[Entries from a dataset of interfaces]
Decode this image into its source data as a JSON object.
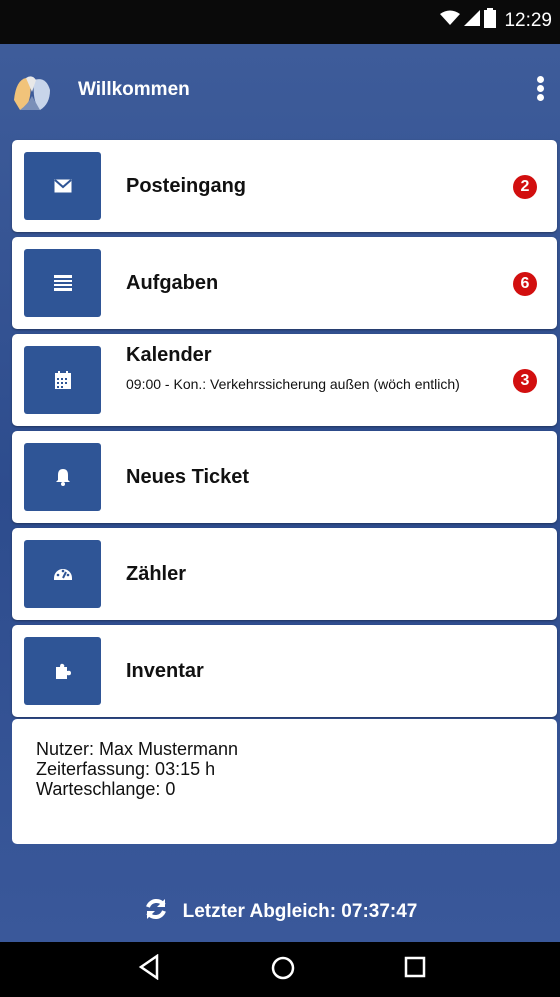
{
  "status_bar": {
    "time": "12:29",
    "icons": [
      "wifi-icon",
      "signal-icon",
      "battery-icon"
    ]
  },
  "app_bar": {
    "title": "Willkommen",
    "logo_icon": "hands-logo-icon",
    "menu_icon": "overflow-menu-icon"
  },
  "menu": [
    {
      "label": "Posteingang",
      "icon": "envelope-icon",
      "badge": "2"
    },
    {
      "label": "Aufgaben",
      "icon": "list-icon",
      "badge": "6"
    },
    {
      "label": "Kalender",
      "icon": "calendar-icon",
      "badge": "3",
      "subtitle": "09:00 - Kon.: Verkehrssicherung außen (wöch entlich)"
    },
    {
      "label": "Neues Ticket",
      "icon": "bell-icon"
    },
    {
      "label": "Zähler",
      "icon": "gauge-icon"
    },
    {
      "label": "Inventar",
      "icon": "puzzle-icon"
    }
  ],
  "info": {
    "user_line": "Nutzer: Max Mustermann",
    "time_line": "Zeiterfassung:  03:15 h",
    "queue_line": "Warteschlange: 0"
  },
  "footer": {
    "sync_icon": "refresh-icon",
    "last_sync": "Letzter Abgleich: 07:37:47"
  },
  "nav": {
    "back": "back-icon",
    "home": "home-icon",
    "recent": "recent-apps-icon"
  },
  "colors": {
    "primary": "#2f5596",
    "badge": "#d20f0f",
    "status_bar": "#0a0a0a"
  }
}
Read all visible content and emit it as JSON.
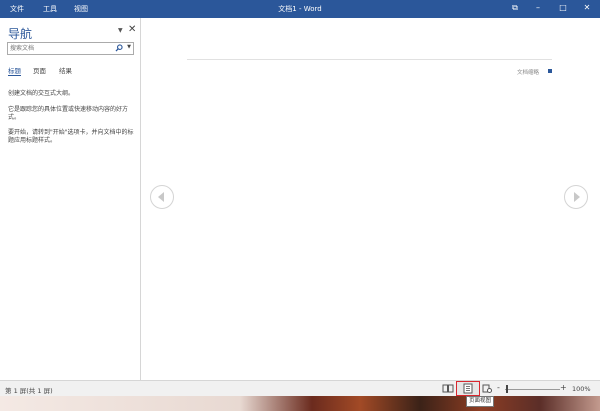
{
  "titlebar": {
    "menu": [
      "文件",
      "工具",
      "视图"
    ],
    "title": "文档1 - Word",
    "controls": {
      "restore": "⧉",
      "minimize": "–",
      "maximize": "□",
      "close": "✕"
    },
    "color": "#2b579a"
  },
  "nav": {
    "title": "导航",
    "dropdown": "▼",
    "close": "✕",
    "search_placeholder": "搜索文档",
    "tabs": [
      "标题",
      "页面",
      "结果"
    ],
    "text1": "创建文档的交互式大纲。",
    "text2": "它是跟踪您的具体位置或快速移动内容的好方式。",
    "text3": "要开始，请转到\"开始\"选项卡，并向文档中的标题应用标题样式。"
  },
  "doc": {
    "zoom_label": "文档缩略",
    "prev_icon": "left-arrow-icon",
    "next_icon": "right-arrow-icon"
  },
  "status": {
    "page_info": "第 1 屏(共 1 屏)",
    "zoom_minus": "-",
    "zoom_plus": "+",
    "zoom_percent": "100%",
    "tooltip": "页面视图"
  }
}
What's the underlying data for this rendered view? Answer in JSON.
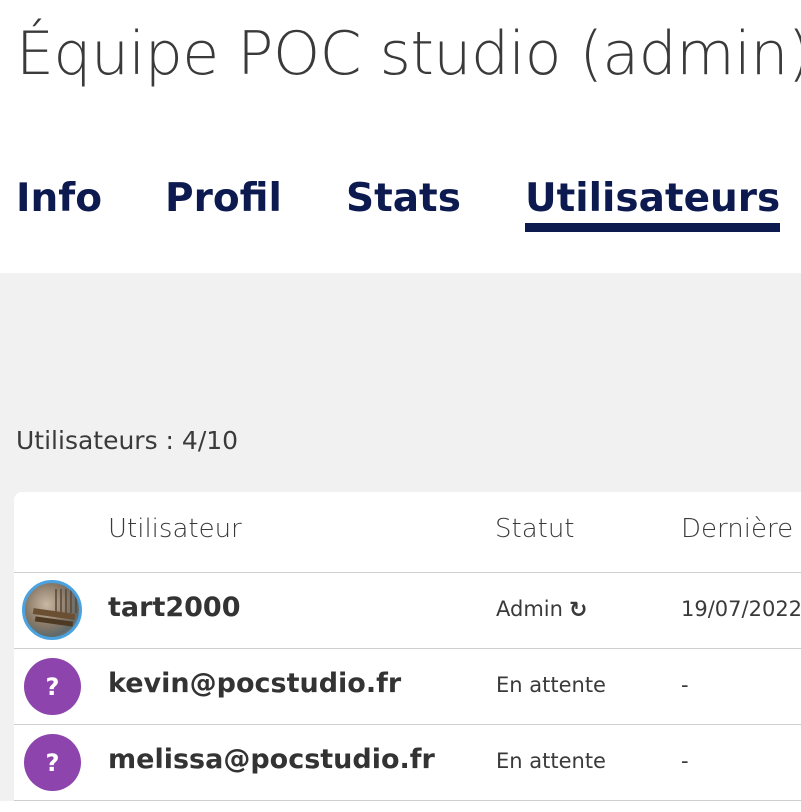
{
  "header": {
    "title": "Équipe POC studio (admin)"
  },
  "tabs": [
    {
      "label": "Info",
      "active": false
    },
    {
      "label": "Profil",
      "active": false
    },
    {
      "label": "Stats",
      "active": false
    },
    {
      "label": "Utilisateurs",
      "active": true
    }
  ],
  "users_panel": {
    "count_label": "Utilisateurs : 4/10",
    "columns": {
      "user": "Utilisateur",
      "status": "Statut",
      "last": "Dernière c"
    },
    "rows": [
      {
        "avatar": "photo",
        "name": "tart2000",
        "status": "Admin",
        "status_icon": "refresh-icon",
        "last": "19/07/2022"
      },
      {
        "avatar": "?",
        "name": "kevin@pocstudio.fr",
        "status": "En attente",
        "last": "-"
      },
      {
        "avatar": "?",
        "name": "melissa@pocstudio.fr",
        "status": "En attente",
        "last": "-"
      }
    ]
  },
  "colors": {
    "tab_text": "#0c1a4f",
    "avatar_unknown": "#8e44ad",
    "avatar_border": "#4aa3e0",
    "background_gray": "#f1f1f1"
  }
}
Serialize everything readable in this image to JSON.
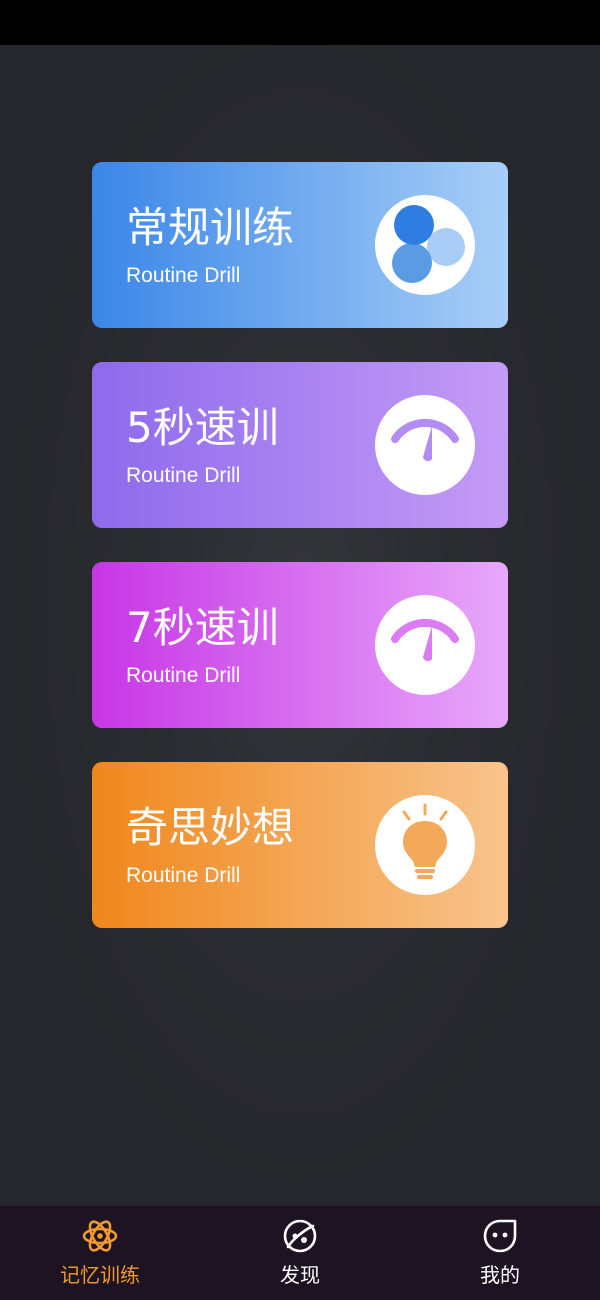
{
  "cards": [
    {
      "title": "常规训练",
      "subtitle": "Routine Drill",
      "icon": "bubbles-icon",
      "gradient": [
        "#3a86e8",
        "#a8cef7"
      ]
    },
    {
      "title": "5秒速训",
      "subtitle": "Routine Drill",
      "icon": "speedometer-icon",
      "gradient": [
        "#8e6aec",
        "#c49bf6"
      ]
    },
    {
      "title": "7秒速训",
      "subtitle": "Routine Drill",
      "icon": "speedometer-icon",
      "gradient": [
        "#c736e6",
        "#e7a8fa"
      ]
    },
    {
      "title": "奇思妙想",
      "subtitle": "Routine Drill",
      "icon": "lightbulb-icon",
      "gradient": [
        "#f0871c",
        "#f8c48c"
      ]
    }
  ],
  "tabbar": {
    "items": [
      {
        "label": "记忆训练",
        "icon": "atom-icon",
        "active": true
      },
      {
        "label": "发现",
        "icon": "planet-icon",
        "active": false
      },
      {
        "label": "我的",
        "icon": "face-icon",
        "active": false
      }
    ],
    "active_color": "#f09a2e",
    "inactive_color": "#ffffff"
  }
}
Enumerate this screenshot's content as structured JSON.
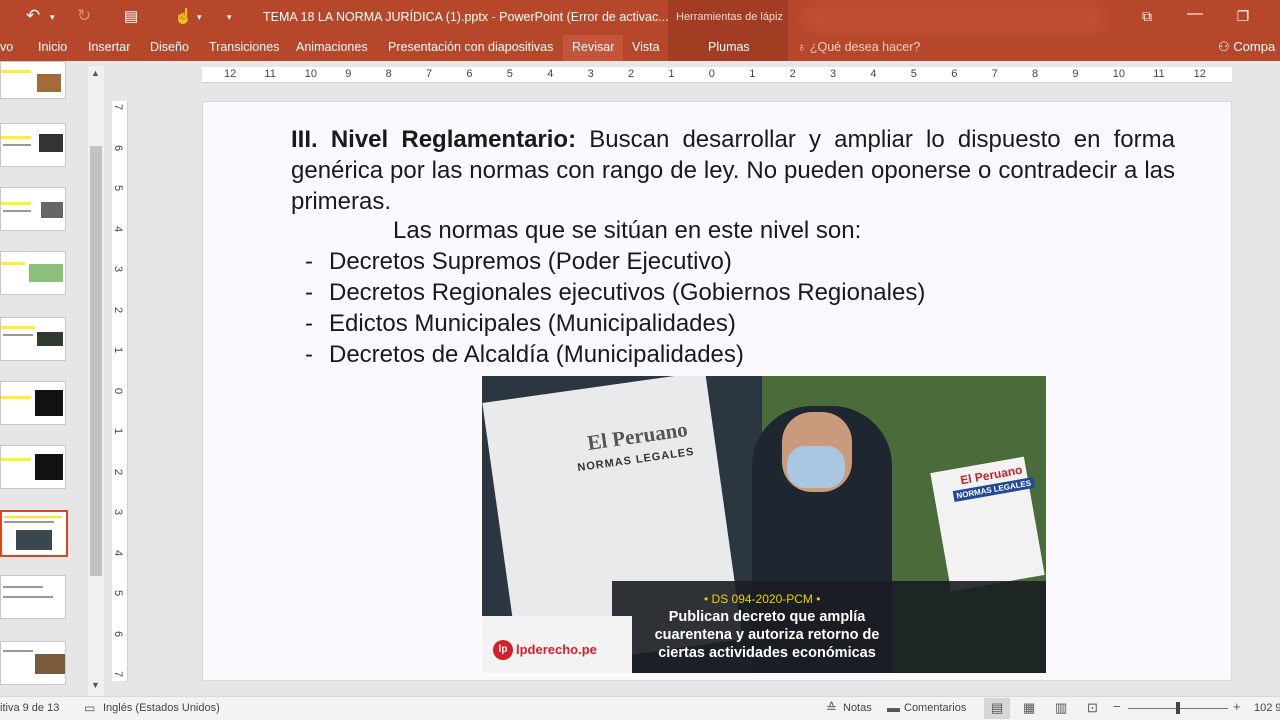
{
  "titlebar": {
    "doc_title": "TEMA 18 LA NORMA JURÍDICA (1).pptx - PowerPoint (Error de activac...",
    "tool_context": "Herramientas de lápiz",
    "icons": [
      "undo-icon",
      "redo-icon",
      "present-from-start-icon",
      "touch-mode-icon",
      "customize-toolbar-icon",
      "ribbon-display-options-icon",
      "minimize-icon",
      "restore-icon"
    ]
  },
  "ribbon": {
    "tabs": [
      "vo",
      "Inicio",
      "Insertar",
      "Diseño",
      "Transiciones",
      "Animaciones",
      "Presentación con diapositivas",
      "Revisar",
      "Vista",
      "Plumas"
    ],
    "active_tab": "Revisar",
    "search_placeholder": "¿Qué desea hacer?",
    "share_label": "Compa"
  },
  "ruler": {
    "horizontal": [
      "12",
      "11",
      "10",
      "9",
      "8",
      "7",
      "6",
      "5",
      "4",
      "3",
      "2",
      "1",
      "0",
      "1",
      "2",
      "3",
      "4",
      "5",
      "6",
      "7",
      "8",
      "9",
      "10",
      "11",
      "12"
    ],
    "vertical": [
      "7",
      "6",
      "5",
      "4",
      "3",
      "2",
      "1",
      "0",
      "1",
      "2",
      "3",
      "4",
      "5",
      "6",
      "7"
    ]
  },
  "slide": {
    "heading_bold": "III. Nivel Reglamentario:",
    "heading_rest": " Buscan desarrollar y ampliar lo dispuesto en forma genérica por las normas con rango de ley.  No pueden oponerse o contradecir a las primeras.",
    "intro": "Las normas que se sitúan en este nivel son:",
    "bullets": [
      "Decretos Supremos (Poder Ejecutivo)",
      "Decretos Regionales ejecutivos (Gobiernos Regionales)",
      "Edictos Municipales (Municipalidades)",
      "Decretos de Alcaldía (Municipalidades)"
    ],
    "bullet_marker": "-",
    "image": {
      "paper_title": "El Peruano",
      "paper_section": "NORMAS LEGALES",
      "newspaper_title": "El Peruano",
      "newspaper_section": "NORMAS LEGALES",
      "tag": "• DS 094-2020-PCM •",
      "headline": "Publican decreto que amplía cuarentena y autoriza retorno de ciertas actividades económicas",
      "logo_badge": "lp",
      "logo_text": "lpderecho.pe"
    }
  },
  "statusbar": {
    "slide_info": "itiva 9 de 13",
    "language": "Inglés (Estados Unidos)",
    "notes": "Notas",
    "comments": "Comentarios",
    "zoom": "102 9"
  },
  "colors": {
    "ribbon": "#b7472a",
    "accent": "#d24726"
  }
}
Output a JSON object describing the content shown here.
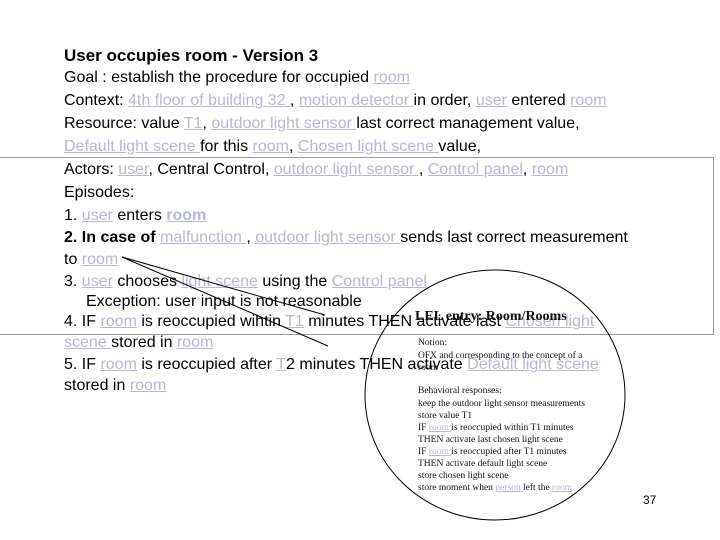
{
  "slide": {
    "title": "User occupies room - Version  3",
    "goal": {
      "label": "Goal : establish the procedure for occupied ",
      "link": "room"
    },
    "context": {
      "label": "Context: ",
      "l1": "4th floor of building 32 ",
      "t1": ", ",
      "l2": "motion detector ",
      "t2": "in order, ",
      "l3": "user",
      "t3": " entered ",
      "l4": "room"
    },
    "resource": {
      "label": "Resource: value ",
      "l1": "T1",
      "t1": ", ",
      "l2": "outdoor light sensor ",
      "t2": "last correct management value,",
      "l3": "Default light scene ",
      "t3": "for this ",
      "l4": "room",
      "t4": ", ",
      "l5": "Chosen light scene ",
      "t5": "value,"
    },
    "actors": {
      "label": "Actors: ",
      "l1": "user",
      "t1": ", Central Control, ",
      "l2": "outdoor light sensor ",
      "t2": ", ",
      "l3": "Control panel",
      "t3": ", ",
      "l4": "room"
    },
    "episodes_label": "Episodes:",
    "ep1": {
      "num": "1. ",
      "l1": "user",
      "t1": " enters ",
      "l2": "room"
    },
    "ep2": {
      "bold": "2. In case of ",
      "l1": "malfunction ",
      "t1": ", ",
      "l2": "outdoor light sensor ",
      "t2": "sends last correct measurement",
      "t3": "to ",
      "l3": "room"
    },
    "ep3": {
      "num": "3. ",
      "l1": "user",
      "t1": " chooses ",
      "l2": "light scene",
      "t2": " using the ",
      "l3": "Control panel",
      "exception": "Exception: user input is not reasonable"
    },
    "ep4": {
      "t1": "4. IF ",
      "l1": "room",
      "t2": " is reoccupied wihtin ",
      "l2": "T1",
      "t3": " minutes THEN activate last ",
      "l3": "Chosen light",
      "l4": "scene ",
      "t4": "stored in ",
      "l5": "room"
    },
    "ep5": {
      "t1": "5. IF ",
      "l1": "room",
      "t2": " is reoccupied after ",
      "l2": "T",
      "t3": "2 minutes THEN activate ",
      "l3": "Default light scene",
      "t4": "stored in ",
      "l4": "room"
    },
    "page_number": "37"
  },
  "lel_callout": {
    "title": "LEL entry: Room/Rooms",
    "notion_label": "Notion:",
    "notion_text": "OFX and corresponding to the concept of a",
    "notion_text2": "room",
    "behavioral_label": "Behavioral responses:",
    "responses": [
      {
        "text": "keep the outdoor light sensor measurements"
      },
      {
        "text": "store value T1"
      },
      {
        "pre": "IF ",
        "link": "room ",
        "post": "is reoccupied within T1 minutes"
      },
      {
        "text": "THEN activate last chosen light scene"
      },
      {
        "pre": "IF ",
        "link": "room ",
        "post": "is reoccupied after T1 minutes"
      },
      {
        "text": "THEN activate default light scene"
      },
      {
        "text": "store chosen light scene"
      },
      {
        "pre": "store moment when ",
        "link": "person ",
        "post": "left the ",
        "link2": "room"
      }
    ]
  },
  "colors": {
    "link": "#b7b7d8",
    "text": "#000000",
    "rule": "#9a9a9a"
  }
}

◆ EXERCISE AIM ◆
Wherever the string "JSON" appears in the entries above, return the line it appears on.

◆ TASK ANSWER ◆
Decode this image into its source data as a JSON object.
Read all visible content and emit it as JSON.
What's the underlying data for this rendered view? Answer in JSON.
Serialize everything readable in this image to JSON.
Enumerate this screenshot's content as structured JSON.
Output a JSON object describing the content shown here.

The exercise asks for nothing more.